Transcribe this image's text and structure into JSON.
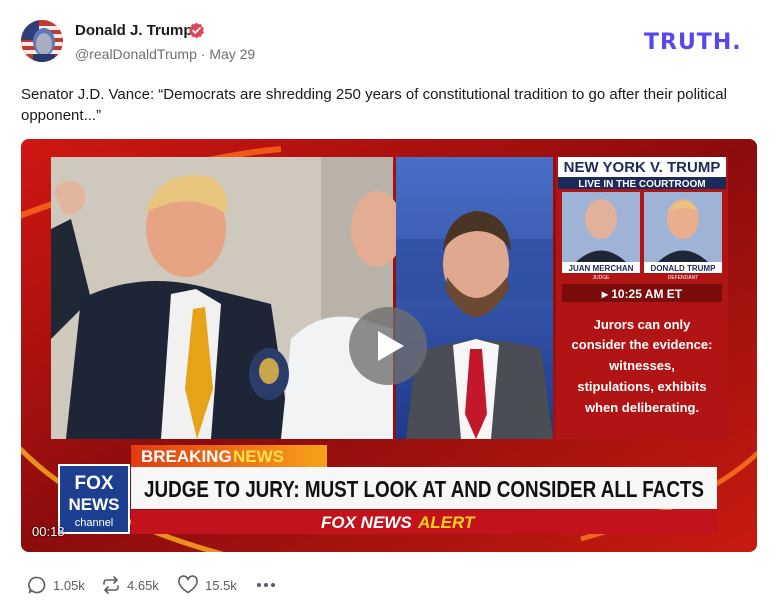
{
  "author": {
    "display_name": "Donald J. Trump",
    "handle": "@realDonaldTrump",
    "date": "May 29",
    "verified": true
  },
  "brand": {
    "logo_text": "TRUTH.",
    "color": "#5448ee"
  },
  "post": {
    "text": "Senator J.D. Vance: “Democrats are shredding 250 years of constitutional tradition to go after their political opponent...”"
  },
  "video": {
    "duration": "00:18",
    "broadcast": {
      "panel_title": "NEW YORK V. TRUMP",
      "panel_subtitle": "LIVE IN THE COURTROOM",
      "person1_name": "JUAN MERCHAN",
      "person1_role": "JUDGE",
      "person2_name": "DONALD TRUMP",
      "person2_role": "DEFENDANT",
      "time": "▸ 10:25 AM ET",
      "note_lines": [
        "Jurors can only",
        "consider the evidence:",
        "witnesses,",
        "stipulations, exhibits",
        "when deliberating."
      ],
      "breaking_label": "BREAKING",
      "breaking_news": "NEWS",
      "headline": "JUDGE TO JURY: MUST LOOK AT AND CONSIDER ALL FACTS",
      "alert_prefix": "FOX NEWS",
      "alert_word": "ALERT",
      "logo_top": "FOX",
      "logo_bottom": "NEWS",
      "logo_channel": "channel"
    }
  },
  "actions": {
    "replies": "1.05k",
    "retruths": "4.65k",
    "likes": "15.5k"
  },
  "icons": [
    "reply-icon",
    "retruth-icon",
    "heart-icon",
    "more-icon",
    "verified-icon",
    "play-icon"
  ]
}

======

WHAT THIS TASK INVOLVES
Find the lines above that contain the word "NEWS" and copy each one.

EXPECTED ANSWER
      "breaking_news": "NEWS",
      "alert_prefix": "FOX NEWS",
      "logo_bottom": "NEWS",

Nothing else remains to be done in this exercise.